Your instructions: Check the data underneath for lines holding the word "Fixbetrag", and state only how many you find.

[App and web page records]
*** Begin section ***

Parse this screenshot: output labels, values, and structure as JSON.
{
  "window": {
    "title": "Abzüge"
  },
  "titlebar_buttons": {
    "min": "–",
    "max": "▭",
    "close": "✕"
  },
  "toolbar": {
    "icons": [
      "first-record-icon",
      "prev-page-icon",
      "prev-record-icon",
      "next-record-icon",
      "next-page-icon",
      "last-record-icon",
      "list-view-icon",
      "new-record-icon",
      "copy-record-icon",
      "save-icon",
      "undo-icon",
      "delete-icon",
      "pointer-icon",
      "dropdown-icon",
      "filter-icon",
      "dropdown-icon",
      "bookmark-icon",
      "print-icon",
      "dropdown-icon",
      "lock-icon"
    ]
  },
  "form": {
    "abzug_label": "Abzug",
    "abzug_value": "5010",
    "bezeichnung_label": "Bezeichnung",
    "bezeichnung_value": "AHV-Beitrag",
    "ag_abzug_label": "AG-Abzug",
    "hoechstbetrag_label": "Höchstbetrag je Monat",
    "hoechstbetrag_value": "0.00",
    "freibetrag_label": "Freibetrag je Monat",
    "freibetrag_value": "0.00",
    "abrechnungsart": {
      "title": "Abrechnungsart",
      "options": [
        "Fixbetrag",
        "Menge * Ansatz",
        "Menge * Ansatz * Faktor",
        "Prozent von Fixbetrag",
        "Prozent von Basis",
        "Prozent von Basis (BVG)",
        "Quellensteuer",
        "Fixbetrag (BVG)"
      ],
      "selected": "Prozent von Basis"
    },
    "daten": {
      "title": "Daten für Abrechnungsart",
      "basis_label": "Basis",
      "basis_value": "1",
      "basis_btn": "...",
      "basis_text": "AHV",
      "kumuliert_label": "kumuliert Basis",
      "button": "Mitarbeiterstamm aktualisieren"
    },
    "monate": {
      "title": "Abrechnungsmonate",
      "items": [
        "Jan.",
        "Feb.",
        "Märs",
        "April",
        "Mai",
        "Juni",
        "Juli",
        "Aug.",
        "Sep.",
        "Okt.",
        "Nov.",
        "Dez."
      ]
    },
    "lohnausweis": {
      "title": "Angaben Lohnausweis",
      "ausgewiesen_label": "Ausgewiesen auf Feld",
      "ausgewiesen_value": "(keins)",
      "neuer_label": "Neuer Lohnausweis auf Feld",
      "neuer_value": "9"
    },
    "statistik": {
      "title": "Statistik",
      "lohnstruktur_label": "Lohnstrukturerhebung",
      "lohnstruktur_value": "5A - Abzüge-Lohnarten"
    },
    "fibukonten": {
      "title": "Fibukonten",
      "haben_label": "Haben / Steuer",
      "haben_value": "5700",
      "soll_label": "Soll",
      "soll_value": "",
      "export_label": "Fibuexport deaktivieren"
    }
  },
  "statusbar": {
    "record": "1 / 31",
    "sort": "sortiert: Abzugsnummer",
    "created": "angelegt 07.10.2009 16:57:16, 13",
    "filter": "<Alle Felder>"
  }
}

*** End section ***

Task result: 3